A personalized subject line is a surefire way to increase your open rates. It makes the message feel super relevant to the reader and grabs their attention.
And keep in mind, you don’t even have to use the customer’s name.
For example, brands like Chewy or Rover will include one of our three dogs’ names in email subject lines, as you can see here:
3. Limit exclamation points
This one is hard for me because I’m what my friends describe as “excessively enthusiastic,” but my copy does not need to match that energy.
Exclamation points are fine to incorporate, but not multiple times in every subject line. It may be best to use them sparingly. Otherwise, they’ll come off as super spammy and may just land you in a spam folder.
Ask yourself if you would open any of these:
- Limited-time sale just for you!!!!!!!!!!!!!!
- Yay!!! Our annual webinar is here!!!!!!!!!!
- We’re glad you’re here! Thanks for joining! Here’s a coupon! Welcome!
Yeah, probably not.
4. Leverage FOMO, scarcity, & urgency
If you want higher open rates, this is the way to do it.
FOMO is the fear of missing out, and you can create that feeling by combining an adjective like “new,” “best-selling,” or “top-rated” with either urgency or scarcity elements.
Urgency is the rush to buy something now—like a sale only lasting 24 hours.
Scarcity is the impression (real or not) that there’s a limited resource that won’t be around long or that it’s your last chance to purchase.
Urgency and scarcity work well together (e.g., the sale is only today, so I need to act fast before the product is gone)—to create FOMO.
You can also use exclusivity (like “members only”) to really hammer these points in while building loyalty.
5. AVOID ALL CAPS
Good email subject lines have strong enough copy to work on their own; they don’t rely on SCREAMING AT READERS to get results.
All caps can feel spammy and, honestly, a little overwhelming.
Skip this tactic.
6. Keep it short
Email marketing campaigns must be optimized for mobile devices.

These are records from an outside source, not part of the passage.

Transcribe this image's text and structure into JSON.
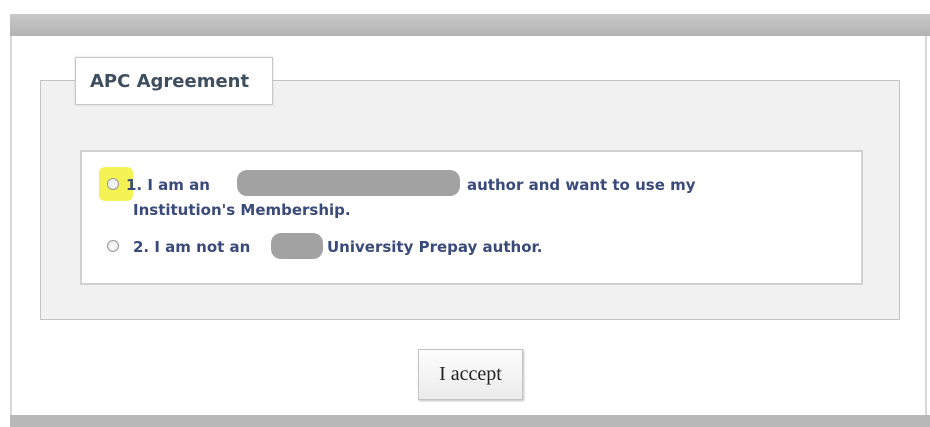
{
  "agreement": {
    "legend": "APC Agreement",
    "options": [
      {
        "line1_prefix": "1. I am an",
        "line1_suffix": "author and want to use my",
        "line2": "Institution's Membership."
      },
      {
        "prefix": "2. I am not an",
        "suffix": "University Prepay author."
      }
    ]
  },
  "actions": {
    "accept_label": "I accept"
  },
  "colors": {
    "highlight": "#f4f14b",
    "option_text": "#3a4a7a",
    "redaction": "#a2a2a2"
  }
}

That’s crucial since 81% of emails today are opened on mobile devices.
As a result, the best thing you can do is to keep the subject line short and to the point, using formatting like periods or em dashes to break them up if needed.
Stick to a max of 8 or 9 simple words (leave the SAT vocab out of it 99% of the time), and include no more than 60 characters max.
7. Experiment with emojis
Want to come up with catchy email subject lines that stand out? Emojis can be a good way to go. 😄
Not every brand or every subject line needs to use emoticons, but they can go a long way to reinforce your messages.
Whether it’s a flower business adding a rose emoji next to an announcement for Valentine’s day or a siren to “alert” users to new products like the example below, this is a good way to create different subject lines that feel unique.
The email subject line mistakes to avoid
Want to make sure your emails are getting the open rates and click-through rates they deserve? Take care to avoid these common email subject line mistakes that can derail your efforts:
- Using “RE: URGENT” email subject lines when you aren’t replying to anything and when it’s not urgent. It just ends up annoying readers and can get you unsubscribed from quickly.
- Trying too hard to be funny and crossing the line into being mean. Sounds unbelievable, but I’ve seen brands try to be witty or edgy and they come across like mean girls from high school. Snarkiness should only be used by a skilled copywriter and only for some brands.
- Failing to split test. There are plenty of tools out there that let you split test different elements of your email campaigns, including the subject copy.
ActiveCampaign is a good one and Mailchimp is another, but many email marketing software offers automation-based A/B testing that makes the process easy.
Final thoughts on email subject lines
Email marketing and subject lines can have a huge impact on your brand’s relationship with its customers and its overall revenue, so it’s important to take the time to get it right.
You can’t excel if your email open rates are abysmal because of weak subject lines.
If you’re struggling with email subject lines, make sure you’re A/B testing different options to see what your specific audience responds to most and optimize accordingly.
Know that you can always get support from agencies or copywriters skilled in the area.
You know… just like us. 😉